Minneapolis ( KROC AM News) - A recent study led by Minnesota researchers found Black newborns have a better chance at survival if cared for by Black doctors.
The University of Minnesota study included 1.8-million hospital births in Florida between 1992 and 2015. Records show Black newborns die at three times the rate of white newborns.
- According to the study:
- when Black newborns are cared for by Black physicians as opposed to white physicians, their in-hospital death rate is a third lower
- these effects manifest more strongly in more complicated cases and when hospitals deliver more Black newborns
- the size of this mortality rate reduction would correspond to preventing the in-hospital deaths of about 1,400 Black newborns nationally each year
“Our findings demonstrate that when newborns and the physicians treating them are of the same race, that newborn survival rate is significantly improved,” said study co-author Rachel Hardeman. “This study is the first piece of evidence that demonstrates the effect of physician-patient racial concordance on the Black-white mortality gap. As we seek to close persistent racial gaps in birth outcomes, this finding is incredibly important.”
Study co-author Aaron Sojourner adds, "This fact that Black newborns do so much better under the care of Black physicians warrants greater investigation by researchers and medical practitioners into drivers of differences between higher- and lower-performing physicians, and why Black physicians systemically outperform their colleagues when caring for Black newborns."
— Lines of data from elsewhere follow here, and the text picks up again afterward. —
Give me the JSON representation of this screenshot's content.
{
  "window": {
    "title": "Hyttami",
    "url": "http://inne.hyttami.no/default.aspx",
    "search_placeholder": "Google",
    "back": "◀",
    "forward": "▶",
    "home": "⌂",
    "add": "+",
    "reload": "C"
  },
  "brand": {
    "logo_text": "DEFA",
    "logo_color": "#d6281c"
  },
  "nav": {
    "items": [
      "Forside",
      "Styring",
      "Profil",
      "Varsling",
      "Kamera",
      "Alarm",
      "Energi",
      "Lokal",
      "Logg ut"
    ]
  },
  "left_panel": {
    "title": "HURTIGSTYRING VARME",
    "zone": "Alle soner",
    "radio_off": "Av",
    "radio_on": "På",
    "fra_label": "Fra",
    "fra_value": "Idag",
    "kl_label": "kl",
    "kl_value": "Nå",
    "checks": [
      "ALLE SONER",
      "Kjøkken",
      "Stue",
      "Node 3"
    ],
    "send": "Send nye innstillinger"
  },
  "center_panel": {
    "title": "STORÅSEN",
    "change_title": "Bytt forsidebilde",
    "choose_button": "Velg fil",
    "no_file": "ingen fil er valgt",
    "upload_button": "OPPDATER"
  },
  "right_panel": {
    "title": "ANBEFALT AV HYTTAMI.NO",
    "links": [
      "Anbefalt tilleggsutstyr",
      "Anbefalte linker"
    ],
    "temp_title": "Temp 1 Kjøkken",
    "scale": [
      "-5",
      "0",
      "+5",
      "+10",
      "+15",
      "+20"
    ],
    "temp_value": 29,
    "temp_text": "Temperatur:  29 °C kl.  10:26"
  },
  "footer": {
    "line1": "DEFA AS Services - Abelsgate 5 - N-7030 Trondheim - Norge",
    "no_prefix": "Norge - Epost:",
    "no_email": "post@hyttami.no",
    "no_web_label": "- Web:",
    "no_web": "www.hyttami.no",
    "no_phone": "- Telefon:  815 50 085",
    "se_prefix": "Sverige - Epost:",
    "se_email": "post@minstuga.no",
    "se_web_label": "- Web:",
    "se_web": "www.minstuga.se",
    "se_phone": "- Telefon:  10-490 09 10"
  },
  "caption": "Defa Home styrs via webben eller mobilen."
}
The university says “Given the persistent inequities in clinical care outcomes experienced by Black people, study authors say future research on this topic would serve to advance efforts to address racism in health care delivery and create a more diverse health care workforce.”